  • Does Lehi use Isaiah 14 to get his understanding of Satan (2 Ne 2:17)
  • Not a tree of knowledge for Lehi – just forbidden fruit. Why use that name? What is he focused on?
  • I wrote down at this point: I wonder if Lehi had any idea that thousands of years later, people would so carefully work to understand every sentence in a discourse he  gave on the fall and atonement.

Jenny:

  • Jacob is Lehi’s first-born in the wilderness. If we read as a whole, could be that Nephi saw Jacob as the spiritual leader for the family.
  • Now map “flesh” discussion (running through all of 2 Nephi 2) onto this – mortal = Jerusalem? resurrection = promised land?
  • Lehi’s words in 2 Nephi call US to listen to Jacob.
  • Adam: flesh = spirit and body oriented to death, soul = spirit and body oriented to eternal life
  • Candace/Jenny: spirit and flesh opposed in 2 Ne 2
  • Sort of a “Last Will and Testament” but of spiritual traces rather than material traces

John Hilton:

  • Alma 42 quotes Geneses 3 (provided a chart – it’s very clear!)
  • Alma 42 quotes 2 Ne 2 (also very clear!)
  • In both Alma 42 and 2 Ne 2 a prophet is teaching a son
  • John charted the pattern in Alma 42:11-23 and 2 Ne 2:10-14 (I didn’t copy it well, but things like: Christ, opposition, God would cease to be God, not the case…)
  • (me:) Why “if no punishment” or misery, then God would cease to be God? Why at that point?
  • (me:) Why is THAT the key part of the list? Makes God a King or Sovereign?
  • (me:) or, b/c justice means not going back on decrees given to Adam and Eve? words always fulfilled, and punishment was one of those decrees?
  • “affixed” shows up 6 times in Book of Mormon: 3 in 2 Nephi 2, and 3 in Alma 42!
  • “affixed” implies not inherent, someone had to affix it.
  • affixed, chosen, given the law (who affixes punishment? no subject given for that)
  • (me:) having punishment and happiness affixed allows us to choose? how agency created? or am I barking up the wrong tree?
  • How did Alma quote 2 Ne 2 (and so seems to have had small plates) but also unsure of timing of Christ’s visit?
  • Could be Lehi’s message in 2 Ne 2 was also on large plates
  • But why then would not the important info of the timing of Christ’s visit also be on those plates?
  • Lots to learn from the way Alma teaches here.
  • (My favorite:) Alma cuts past the behavior, and even scriptures on that behavior, and gets to the misunderstood doctrine (of Christ)
  • Alma carefully reads – no prooftexting! 🙂
  • Note where Alma 12/13 are different (as gods…)
  • (my question in the Q&A:) how often do we use this very discourse to talk about chastity, when Alma himself doesn’t use scripture that way to help teach his son! Are there other examples in scripture where we see someone cut past the behavior to teach about Christ or another fundamental doctrine and then we see how that was really what was needed?
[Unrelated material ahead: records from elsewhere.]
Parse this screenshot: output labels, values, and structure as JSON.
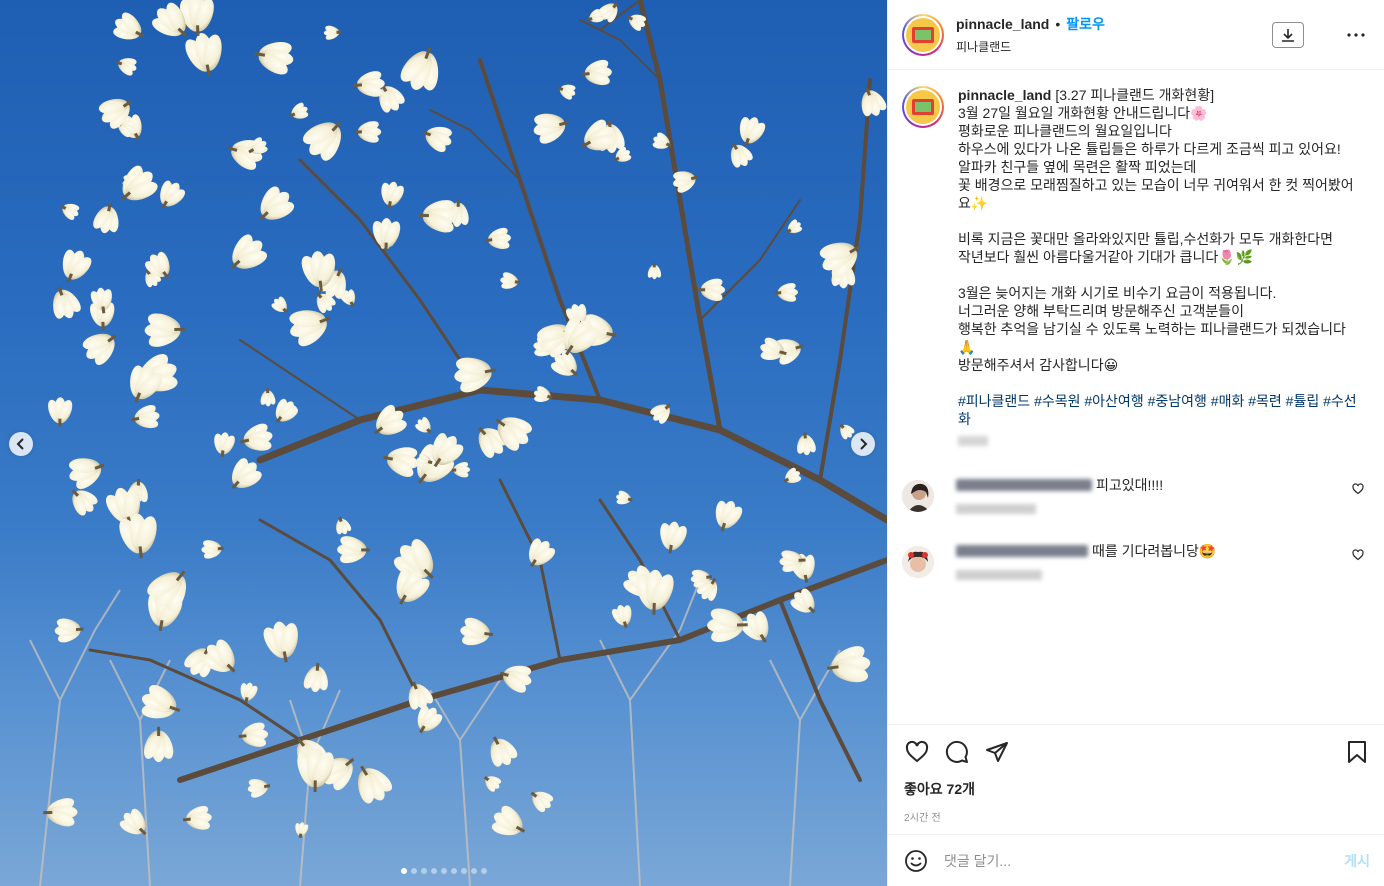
{
  "header": {
    "username": "pinnacle_land",
    "bullet": "•",
    "follow_label": "팔로우",
    "location": "피나클랜드"
  },
  "caption": {
    "username": "pinnacle_land",
    "text": "[3.27 피나클랜드 개화현황]\n3월 27일 월요일 개화현황 안내드립니다🌸\n평화로운 피나클랜드의 월요일입니다\n하우스에 있다가 나온 튤립들은 하루가 다르게 조금씩 피고 있어요!\n알파카 친구들 옆에 목련은 활짝 피었는데\n꽃 배경으로 모래찜질하고 있는 모습이 너무 귀여워서 한 컷 찍어봤어요✨\n\n비록 지금은 꽃대만 올라와있지만 튤립,수선화가 모두 개화한다면\n작년보다 훨씬 아름다울거같아 기대가 큽니다🌷🌿\n\n3월은 늦어지는 개화 시기로 비수기 요금이 적용됩니다.\n너그러운 양해 부탁드리며 방문해주신 고객분들이\n행복한 추억을 남기실 수 있도록 노력하는 피나클랜드가 되겠습니다🙏\n방문해주셔서 감사합니다😀",
    "hashtags": "#피나클랜드 #수목원 #아산여행 #중남여행 #매화 #목련 #튤립 #수선화"
  },
  "comments": [
    {
      "text": "피고있대!!!!"
    },
    {
      "text": "때를 기다려봅니당🤩"
    }
  ],
  "likes": "좋아요 72개",
  "time_ago": "2시간 전",
  "add_comment": {
    "placeholder": "댓글 달기...",
    "post_label": "게시"
  },
  "carousel": {
    "dot_count": 9,
    "active_index": 0
  },
  "icons": {
    "download": "download-icon",
    "more": "more-options-icon",
    "like": "heart-icon",
    "comment": "comment-icon",
    "share": "share-icon",
    "save": "bookmark-icon",
    "emoji": "emoji-icon",
    "prev": "chevron-left-icon",
    "next": "chevron-right-icon"
  },
  "colors": {
    "follow": "#0095f6",
    "hashtag": "#00376b",
    "post_disabled": "#b2dffc",
    "sky": "#2a6cbf"
  }
}
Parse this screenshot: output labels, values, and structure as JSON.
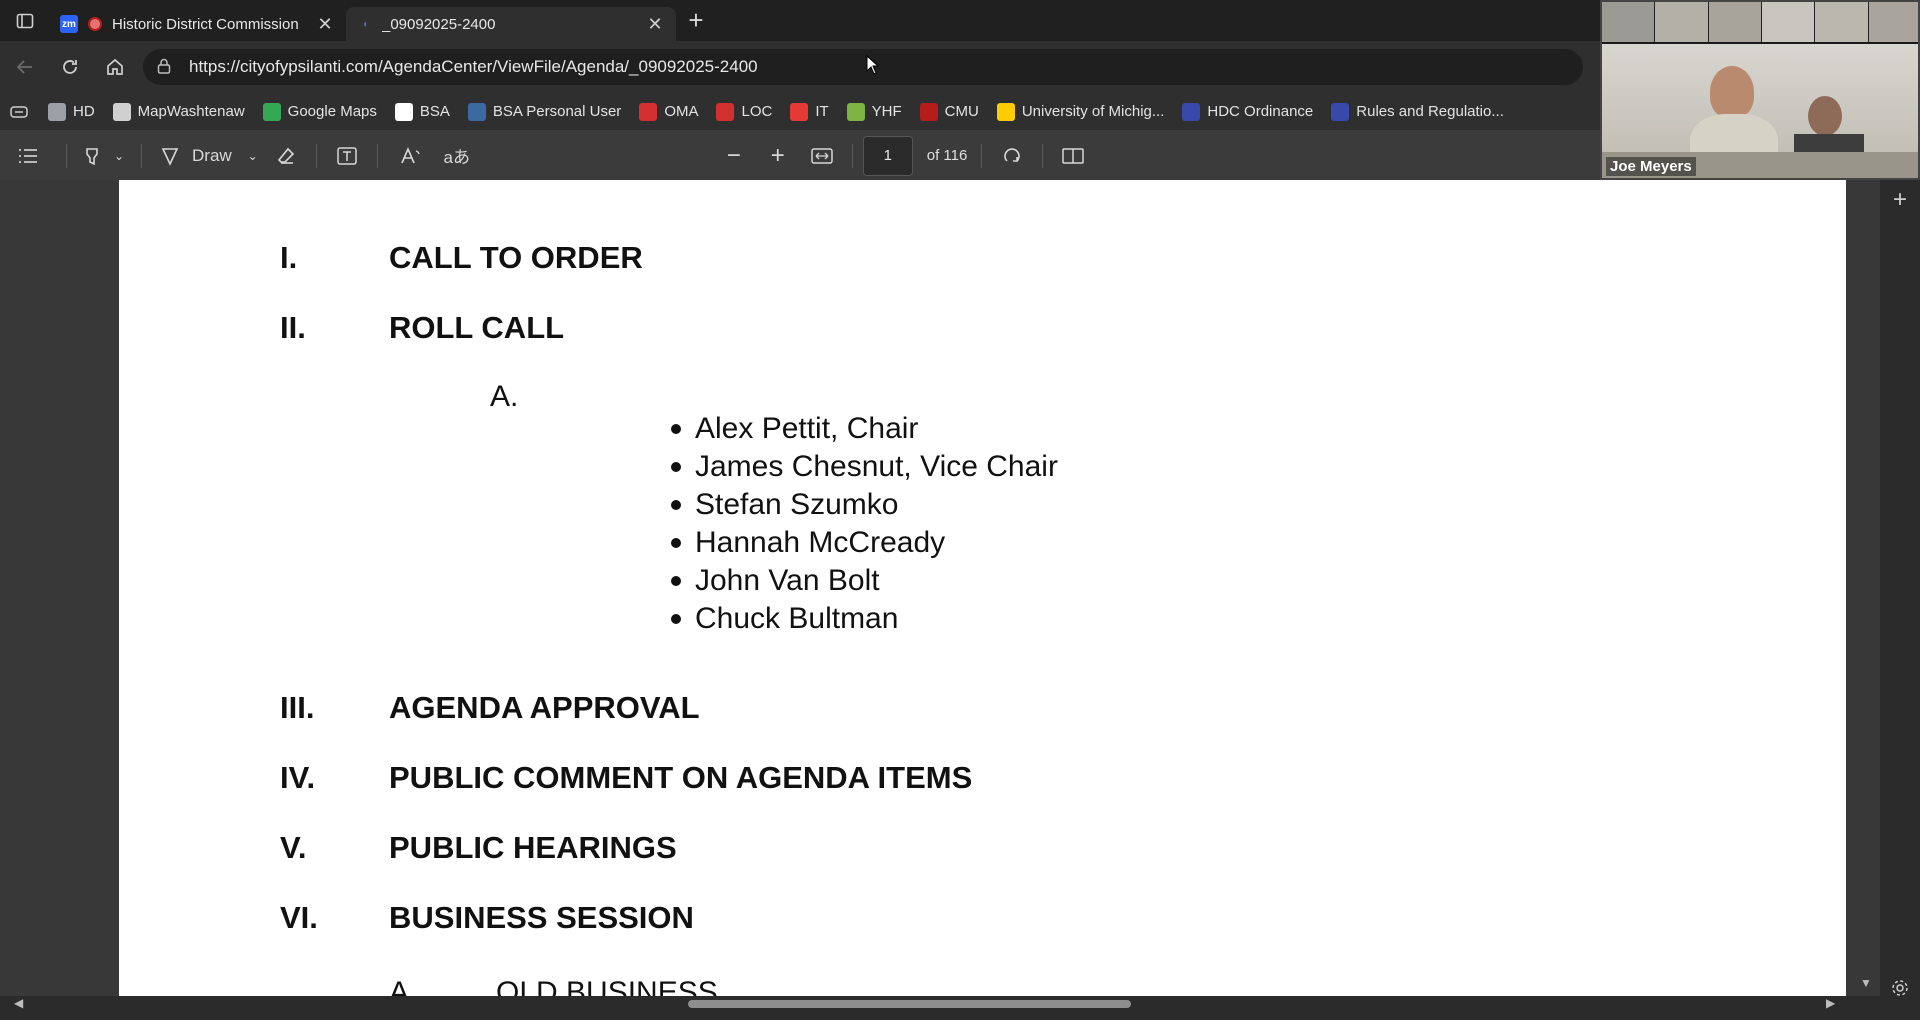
{
  "tabs": [
    {
      "title": "Historic District Commission",
      "active": false,
      "favicon": "zoom-icon",
      "recording": true
    },
    {
      "title": "_09092025-2400",
      "active": true,
      "favicon": "city-icon"
    }
  ],
  "address": {
    "url": "https://cityofypsilanti.com/AgendaCenter/ViewFile/Agenda/_09092025-2400"
  },
  "bookmarks": [
    {
      "label": "HD",
      "icon": "hd-icon",
      "color": "#9aa0a6"
    },
    {
      "label": "MapWashtenaw",
      "icon": "map-icon",
      "color": "#d0d0d0"
    },
    {
      "label": "Google Maps",
      "icon": "google-maps-icon",
      "color": "#34a853"
    },
    {
      "label": "BSA",
      "icon": "bsa-icon",
      "color": "#ffffff"
    },
    {
      "label": "BSA Personal User",
      "icon": "bsa-personal-icon",
      "color": "#3a6aa0"
    },
    {
      "label": "OMA",
      "icon": "pdf-icon",
      "color": "#d32f2f"
    },
    {
      "label": "LOC",
      "icon": "loc-icon",
      "color": "#d32f2f"
    },
    {
      "label": "IT",
      "icon": "it-icon",
      "color": "#e53935"
    },
    {
      "label": "YHF",
      "icon": "yhf-icon",
      "color": "#7cb342"
    },
    {
      "label": "CMU",
      "icon": "cmu-icon",
      "color": "#b71c1c"
    },
    {
      "label": "University of Michig...",
      "icon": "umich-icon",
      "color": "#ffcb05"
    },
    {
      "label": "HDC Ordinance",
      "icon": "city-icon",
      "color": "#3949ab"
    },
    {
      "label": "Rules and Regulatio...",
      "icon": "city-icon",
      "color": "#3949ab"
    }
  ],
  "pdf_toolbar": {
    "draw_label": "Draw",
    "page": "1",
    "page_count": "of 116"
  },
  "document": {
    "sections_top": [
      {
        "num": "I.",
        "title": "CALL TO ORDER"
      },
      {
        "num": "II.",
        "title": "ROLL CALL"
      }
    ],
    "sub_label": "A.",
    "roll_call": [
      "Alex Pettit, Chair",
      "James Chesnut, Vice Chair",
      "Stefan Szumko",
      "Hannah McCready",
      "John Van Bolt",
      "Chuck Bultman"
    ],
    "sections_bottom": [
      {
        "num": "III.",
        "title": "AGENDA APPROVAL"
      },
      {
        "num": "IV.",
        "title": "PUBLIC COMMENT ON AGENDA ITEMS"
      },
      {
        "num": "V.",
        "title": "PUBLIC HEARINGS"
      },
      {
        "num": "VI.",
        "title": "BUSINESS SESSION"
      }
    ],
    "cut_off": {
      "num": "A.",
      "title": "OLD BUSINESS"
    }
  },
  "video": {
    "speaker_name": "Joe Meyers"
  }
}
I realize now that I must have been taking care of Micah during Joe’s paper. I thoroughly enjoyed it (and I’d heard it before). But one of the most interesting parts of his presentation was Rosalynde’s creative description of Joe’s general presentation style. How Joe is like someone taking us down a busy road in downtown NYC and pointing out this and that to us. Or a biologist who slices something smaller and smaller and looks at it under a microscope. Etc. It was a complimentary and creative response to Joe.

Also, Deidre gave a paper in the afternoon that I failed to comment on here. I think I remember feeling like I needed to know a lot more about feminism to really appreciate what she was getting at. She did a great job, but I have a lot more to learn about feminist theory and feminist theology.
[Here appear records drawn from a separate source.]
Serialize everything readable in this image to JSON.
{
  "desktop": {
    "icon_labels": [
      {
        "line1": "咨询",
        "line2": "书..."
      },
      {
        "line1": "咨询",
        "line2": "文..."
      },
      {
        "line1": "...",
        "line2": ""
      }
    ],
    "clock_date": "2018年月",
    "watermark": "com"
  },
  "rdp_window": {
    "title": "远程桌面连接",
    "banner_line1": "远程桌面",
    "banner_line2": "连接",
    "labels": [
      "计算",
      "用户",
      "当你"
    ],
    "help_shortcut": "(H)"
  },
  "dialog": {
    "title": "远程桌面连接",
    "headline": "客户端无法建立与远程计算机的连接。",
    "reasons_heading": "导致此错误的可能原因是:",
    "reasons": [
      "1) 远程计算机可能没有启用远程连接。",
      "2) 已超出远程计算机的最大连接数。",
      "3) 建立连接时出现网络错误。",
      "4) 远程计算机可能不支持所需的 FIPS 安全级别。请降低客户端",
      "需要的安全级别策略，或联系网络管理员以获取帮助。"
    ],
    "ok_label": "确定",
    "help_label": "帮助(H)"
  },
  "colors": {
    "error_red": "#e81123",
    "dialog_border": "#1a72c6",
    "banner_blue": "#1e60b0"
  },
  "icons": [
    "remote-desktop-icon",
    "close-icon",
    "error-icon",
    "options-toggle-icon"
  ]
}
But a wonderful, wonderful conference! Every paper and every response gave me things to think about. Every lunch or dinner conversation was enlightening and fun. I don’t desire the attention and work that comes with presenting at a conference, but I think I’ve almost talked myself into writing up and submitting papers to these sorts of things (like MSH) just so I can have the excuse to go and be around the people and the conversations during these conferences.

Thanks to Sue, again, who offered to watch our kids so I could go both days! It was a great experience.